MILO, Maine — The cancer that has latched onto Mark Demers’ lung and brain, and the radiation treatment the Milo firefighter has undergone to help curb the spread of the disease has “sucked the life” out him, his wife, Robin Demers, admitted Monday.
Yet, despite his being critically ill and unable to speak well, she said Mark, 57, hasn’t given up hope of attending what he knows will be his last firefighters’ convention Sept. 11-13 in Kennebunk. Having missed only one convention in his 22 years as a Milo firefighter, it’s a goal she says he intends to meet before he departs from this world.
That goal is shared by his community and his brethren throughout New England, who have raised about $3,000 to send the family to the convention.
“It makes me feel that I have a lot of caring friends out there, and I’m very grateful for all that they’ve done,” Mark Demers said Monday, his voice barely audible.
Although organizers had hoped to send Demers and his family to the convention in a limousine, Demers balked at that, saying he and his wife are “simple folk” and a private vehicle would get him there just as well.
Robin Demers said Monday it was hard for her husband to justify the costly trip by limousine when the family is faced with staggering medical bills. She said her husband’s health insurance coverage through his former employment ended Monday.
The limousine ride was the dream of Steve DeWitt, a former Milo firefighter and chief of emergency medical services in Etna, who help spearhead the fund drive. DeWitt said Monday he recognized his heart got in the way when he planned the ride. He said he only wanted the best of the best for the best of the best.
“In my mind, any firefighter that’s given the public 22 years, deserves the red carpet treatment and that’s all I was trying to do,” DeWitt said. Because of the family’s modesty, he said the funds will pay for their trip and their expenses and the remainder will help defray the family’s medical costs.
DeWitt said the community and Demers’ brethren throughout New England have reached out to give Demers support, financially and spiritually.
To show its concern and hospitality, the Kennebunk Fire Department, which will be the host for this year’s convention, has arranged free lodging for the family, donated by Nonantum Resort in Kennebunkport. The resort is not far from Walker’s Point where former President Bush summers, according to Andrew Turcotte, Kennebunk’s deputy fire chief.
Arrangements also have been made for Demers to serve as parade marshal, Turcotte said Monday. In addition, Demers will be featured in the Maine Firefighters Convention magazine.

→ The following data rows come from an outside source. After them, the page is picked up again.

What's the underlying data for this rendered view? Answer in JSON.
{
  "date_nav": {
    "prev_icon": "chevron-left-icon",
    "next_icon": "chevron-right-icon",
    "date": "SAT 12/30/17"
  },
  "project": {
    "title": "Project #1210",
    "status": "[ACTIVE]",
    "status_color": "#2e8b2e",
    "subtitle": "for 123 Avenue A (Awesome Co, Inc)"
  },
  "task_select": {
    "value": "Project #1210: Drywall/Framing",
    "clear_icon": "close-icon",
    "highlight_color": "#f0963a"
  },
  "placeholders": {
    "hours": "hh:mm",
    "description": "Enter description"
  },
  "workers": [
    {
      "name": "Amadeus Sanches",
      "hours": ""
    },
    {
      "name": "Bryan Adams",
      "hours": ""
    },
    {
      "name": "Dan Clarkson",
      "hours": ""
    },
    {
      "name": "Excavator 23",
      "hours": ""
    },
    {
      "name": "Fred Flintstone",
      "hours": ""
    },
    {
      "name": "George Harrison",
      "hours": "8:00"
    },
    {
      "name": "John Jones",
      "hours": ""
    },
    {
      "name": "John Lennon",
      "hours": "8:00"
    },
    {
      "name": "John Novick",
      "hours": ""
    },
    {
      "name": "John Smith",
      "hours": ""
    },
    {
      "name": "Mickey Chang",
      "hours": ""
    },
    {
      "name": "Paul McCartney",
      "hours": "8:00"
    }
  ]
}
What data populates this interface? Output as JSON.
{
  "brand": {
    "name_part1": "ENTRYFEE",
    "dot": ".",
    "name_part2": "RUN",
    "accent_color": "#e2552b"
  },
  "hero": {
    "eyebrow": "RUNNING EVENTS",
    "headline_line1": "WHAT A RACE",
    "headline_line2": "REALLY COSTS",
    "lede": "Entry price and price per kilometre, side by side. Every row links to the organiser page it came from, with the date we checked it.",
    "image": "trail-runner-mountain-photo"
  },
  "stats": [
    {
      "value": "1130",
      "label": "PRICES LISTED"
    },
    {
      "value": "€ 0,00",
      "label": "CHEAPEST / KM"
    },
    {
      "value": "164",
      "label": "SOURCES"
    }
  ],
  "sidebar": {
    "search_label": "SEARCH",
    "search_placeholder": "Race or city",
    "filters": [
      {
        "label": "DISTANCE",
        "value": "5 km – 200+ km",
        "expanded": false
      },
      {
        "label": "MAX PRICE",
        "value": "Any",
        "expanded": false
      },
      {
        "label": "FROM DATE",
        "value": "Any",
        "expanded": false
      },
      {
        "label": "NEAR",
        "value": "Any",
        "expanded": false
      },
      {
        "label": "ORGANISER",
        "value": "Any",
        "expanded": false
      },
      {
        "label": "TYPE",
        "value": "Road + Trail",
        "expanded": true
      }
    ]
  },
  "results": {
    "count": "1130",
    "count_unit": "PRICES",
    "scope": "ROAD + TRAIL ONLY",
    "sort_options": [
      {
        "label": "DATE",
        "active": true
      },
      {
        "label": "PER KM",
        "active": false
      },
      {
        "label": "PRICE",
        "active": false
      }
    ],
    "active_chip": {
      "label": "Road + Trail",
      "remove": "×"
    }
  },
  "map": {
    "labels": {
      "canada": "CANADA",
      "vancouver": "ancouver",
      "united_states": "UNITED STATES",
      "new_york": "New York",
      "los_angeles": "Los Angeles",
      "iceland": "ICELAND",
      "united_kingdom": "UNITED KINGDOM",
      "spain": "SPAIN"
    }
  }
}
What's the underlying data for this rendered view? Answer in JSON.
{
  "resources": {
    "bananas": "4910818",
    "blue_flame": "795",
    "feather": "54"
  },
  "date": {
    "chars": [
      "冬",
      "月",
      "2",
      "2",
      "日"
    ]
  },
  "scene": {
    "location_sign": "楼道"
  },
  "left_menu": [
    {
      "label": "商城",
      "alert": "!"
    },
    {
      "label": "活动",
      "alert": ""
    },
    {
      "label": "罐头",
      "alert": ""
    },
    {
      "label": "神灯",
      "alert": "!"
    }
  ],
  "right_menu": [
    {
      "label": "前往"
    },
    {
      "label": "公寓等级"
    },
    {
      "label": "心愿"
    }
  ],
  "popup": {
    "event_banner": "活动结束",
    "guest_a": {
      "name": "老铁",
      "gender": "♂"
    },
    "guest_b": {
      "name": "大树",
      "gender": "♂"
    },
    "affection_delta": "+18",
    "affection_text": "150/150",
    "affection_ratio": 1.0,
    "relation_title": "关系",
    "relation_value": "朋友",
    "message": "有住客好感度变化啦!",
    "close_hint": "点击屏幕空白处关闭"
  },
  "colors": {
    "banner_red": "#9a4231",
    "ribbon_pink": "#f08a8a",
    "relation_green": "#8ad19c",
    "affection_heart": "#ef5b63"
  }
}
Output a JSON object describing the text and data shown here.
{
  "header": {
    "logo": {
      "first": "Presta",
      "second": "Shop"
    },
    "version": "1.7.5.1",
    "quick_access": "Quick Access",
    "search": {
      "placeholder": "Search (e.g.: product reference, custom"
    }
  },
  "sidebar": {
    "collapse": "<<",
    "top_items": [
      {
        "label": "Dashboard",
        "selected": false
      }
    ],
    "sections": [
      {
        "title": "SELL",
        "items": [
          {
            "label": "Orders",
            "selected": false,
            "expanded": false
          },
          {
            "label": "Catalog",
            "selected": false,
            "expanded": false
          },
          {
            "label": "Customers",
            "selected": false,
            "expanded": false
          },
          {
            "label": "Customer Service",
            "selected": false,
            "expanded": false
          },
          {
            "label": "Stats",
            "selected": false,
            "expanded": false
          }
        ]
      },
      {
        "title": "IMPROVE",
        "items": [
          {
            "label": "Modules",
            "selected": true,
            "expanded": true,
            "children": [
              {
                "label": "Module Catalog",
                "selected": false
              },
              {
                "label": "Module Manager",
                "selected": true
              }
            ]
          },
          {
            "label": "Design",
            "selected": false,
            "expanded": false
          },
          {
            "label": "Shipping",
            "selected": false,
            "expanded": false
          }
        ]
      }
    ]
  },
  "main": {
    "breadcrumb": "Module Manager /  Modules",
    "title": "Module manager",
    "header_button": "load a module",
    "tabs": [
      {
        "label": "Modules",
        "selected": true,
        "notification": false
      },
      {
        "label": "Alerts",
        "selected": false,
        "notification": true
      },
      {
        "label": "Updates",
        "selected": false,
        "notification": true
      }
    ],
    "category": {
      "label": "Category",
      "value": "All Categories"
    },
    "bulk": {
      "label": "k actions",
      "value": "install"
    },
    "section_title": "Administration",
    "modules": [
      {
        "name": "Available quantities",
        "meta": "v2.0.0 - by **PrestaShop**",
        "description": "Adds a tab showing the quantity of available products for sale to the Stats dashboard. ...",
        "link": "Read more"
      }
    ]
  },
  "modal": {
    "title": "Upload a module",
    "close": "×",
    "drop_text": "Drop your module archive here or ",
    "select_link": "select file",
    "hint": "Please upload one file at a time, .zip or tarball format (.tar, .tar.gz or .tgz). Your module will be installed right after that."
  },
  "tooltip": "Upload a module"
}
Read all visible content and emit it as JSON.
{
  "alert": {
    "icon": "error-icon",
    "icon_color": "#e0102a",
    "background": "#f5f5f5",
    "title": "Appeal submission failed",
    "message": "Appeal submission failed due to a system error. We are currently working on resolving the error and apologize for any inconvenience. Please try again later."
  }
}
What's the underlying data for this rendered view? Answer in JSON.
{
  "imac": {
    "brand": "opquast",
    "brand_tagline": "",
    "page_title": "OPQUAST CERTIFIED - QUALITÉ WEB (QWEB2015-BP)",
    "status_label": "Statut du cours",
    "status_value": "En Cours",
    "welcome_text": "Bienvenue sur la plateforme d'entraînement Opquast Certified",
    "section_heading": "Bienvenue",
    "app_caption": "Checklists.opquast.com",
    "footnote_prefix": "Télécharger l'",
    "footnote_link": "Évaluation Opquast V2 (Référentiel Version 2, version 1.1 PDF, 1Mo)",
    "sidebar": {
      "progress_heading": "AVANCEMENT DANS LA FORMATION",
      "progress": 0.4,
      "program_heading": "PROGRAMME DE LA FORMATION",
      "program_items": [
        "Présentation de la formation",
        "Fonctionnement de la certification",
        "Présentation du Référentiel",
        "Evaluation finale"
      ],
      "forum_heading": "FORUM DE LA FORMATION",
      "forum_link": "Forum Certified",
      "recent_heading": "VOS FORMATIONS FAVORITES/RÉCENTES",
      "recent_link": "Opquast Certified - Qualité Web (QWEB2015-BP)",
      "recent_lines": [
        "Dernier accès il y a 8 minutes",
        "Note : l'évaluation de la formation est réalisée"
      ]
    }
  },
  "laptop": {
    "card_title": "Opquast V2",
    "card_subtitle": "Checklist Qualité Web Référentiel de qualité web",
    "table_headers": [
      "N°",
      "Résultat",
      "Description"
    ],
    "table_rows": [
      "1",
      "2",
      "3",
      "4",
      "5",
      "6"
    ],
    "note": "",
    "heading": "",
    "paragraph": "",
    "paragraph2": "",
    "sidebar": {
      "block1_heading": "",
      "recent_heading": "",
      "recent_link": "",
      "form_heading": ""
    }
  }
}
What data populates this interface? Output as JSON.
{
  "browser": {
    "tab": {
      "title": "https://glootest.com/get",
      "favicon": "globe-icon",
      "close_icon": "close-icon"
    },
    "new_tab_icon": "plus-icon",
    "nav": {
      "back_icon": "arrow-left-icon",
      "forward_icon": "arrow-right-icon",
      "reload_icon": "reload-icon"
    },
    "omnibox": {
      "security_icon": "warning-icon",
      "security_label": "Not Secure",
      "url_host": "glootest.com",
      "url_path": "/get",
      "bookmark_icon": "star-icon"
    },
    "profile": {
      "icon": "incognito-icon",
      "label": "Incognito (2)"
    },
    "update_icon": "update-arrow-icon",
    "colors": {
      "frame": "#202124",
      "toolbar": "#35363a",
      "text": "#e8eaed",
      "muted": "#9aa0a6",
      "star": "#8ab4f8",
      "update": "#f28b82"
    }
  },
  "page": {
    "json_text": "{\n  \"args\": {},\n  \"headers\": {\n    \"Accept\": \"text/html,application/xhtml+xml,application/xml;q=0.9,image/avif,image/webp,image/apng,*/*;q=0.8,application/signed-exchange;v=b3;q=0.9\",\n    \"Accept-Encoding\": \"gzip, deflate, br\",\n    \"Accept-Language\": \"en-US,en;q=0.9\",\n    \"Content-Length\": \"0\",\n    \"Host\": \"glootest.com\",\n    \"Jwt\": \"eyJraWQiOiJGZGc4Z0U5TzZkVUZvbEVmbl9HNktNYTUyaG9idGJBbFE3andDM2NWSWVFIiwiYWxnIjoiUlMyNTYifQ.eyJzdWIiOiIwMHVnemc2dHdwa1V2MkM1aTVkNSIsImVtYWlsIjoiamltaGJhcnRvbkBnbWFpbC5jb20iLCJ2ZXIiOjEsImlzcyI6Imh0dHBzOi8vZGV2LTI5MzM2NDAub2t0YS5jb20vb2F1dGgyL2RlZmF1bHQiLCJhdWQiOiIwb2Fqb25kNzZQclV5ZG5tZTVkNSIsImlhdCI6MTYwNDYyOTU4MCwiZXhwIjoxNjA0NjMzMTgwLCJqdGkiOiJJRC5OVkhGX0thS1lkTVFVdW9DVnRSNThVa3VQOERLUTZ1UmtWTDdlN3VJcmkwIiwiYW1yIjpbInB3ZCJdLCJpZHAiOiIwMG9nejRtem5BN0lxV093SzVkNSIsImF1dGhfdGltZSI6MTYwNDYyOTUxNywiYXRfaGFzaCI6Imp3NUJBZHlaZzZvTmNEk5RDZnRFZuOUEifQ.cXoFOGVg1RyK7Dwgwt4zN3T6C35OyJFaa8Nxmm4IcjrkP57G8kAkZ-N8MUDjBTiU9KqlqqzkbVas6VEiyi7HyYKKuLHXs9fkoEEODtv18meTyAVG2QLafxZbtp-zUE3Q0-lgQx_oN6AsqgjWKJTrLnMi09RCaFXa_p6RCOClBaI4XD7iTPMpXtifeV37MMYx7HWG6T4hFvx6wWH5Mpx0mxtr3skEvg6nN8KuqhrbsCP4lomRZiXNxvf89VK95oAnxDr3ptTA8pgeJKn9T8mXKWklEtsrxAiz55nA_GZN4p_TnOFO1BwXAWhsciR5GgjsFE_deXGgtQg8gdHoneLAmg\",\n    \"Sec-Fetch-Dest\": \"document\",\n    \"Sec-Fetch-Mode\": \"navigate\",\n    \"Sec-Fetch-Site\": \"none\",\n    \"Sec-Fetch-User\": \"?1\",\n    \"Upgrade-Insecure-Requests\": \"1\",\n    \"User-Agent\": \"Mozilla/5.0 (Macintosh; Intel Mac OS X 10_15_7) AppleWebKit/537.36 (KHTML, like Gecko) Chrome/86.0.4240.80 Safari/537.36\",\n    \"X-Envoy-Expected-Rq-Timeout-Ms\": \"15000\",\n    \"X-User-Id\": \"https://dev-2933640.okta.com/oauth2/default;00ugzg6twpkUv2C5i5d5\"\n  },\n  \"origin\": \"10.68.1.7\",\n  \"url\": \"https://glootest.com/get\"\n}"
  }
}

Turcotte, who has had his own battle with spinal cord cancer and has been on the receiving end of his brethren’s support, said that the support helped him feel better despite his recurring tumors and has allowed him to return to a job he loved.
“Anytime, I think especially in the public safety arena, in good times and in the bad, we’re always there for one another but especially in illness, specifically cancer, we’ll definitely step up to the plate and help our brothers and sisters out,” Turcotte said. “It really is a chance for us to give back, it’s personally rewarding for me but also I think for the department it’s very rewarding,” Turcotte said.
While the parade marshal typically leads the parade, arrangements have been made for Demers to ride in front of his department’s walking unit. That is a source of comfort to Demers, whose goal each year has been to attend the convention and share the camaraderie with his peers throughout the state.
It’s a goal Demers has no intention of missing this year, he said.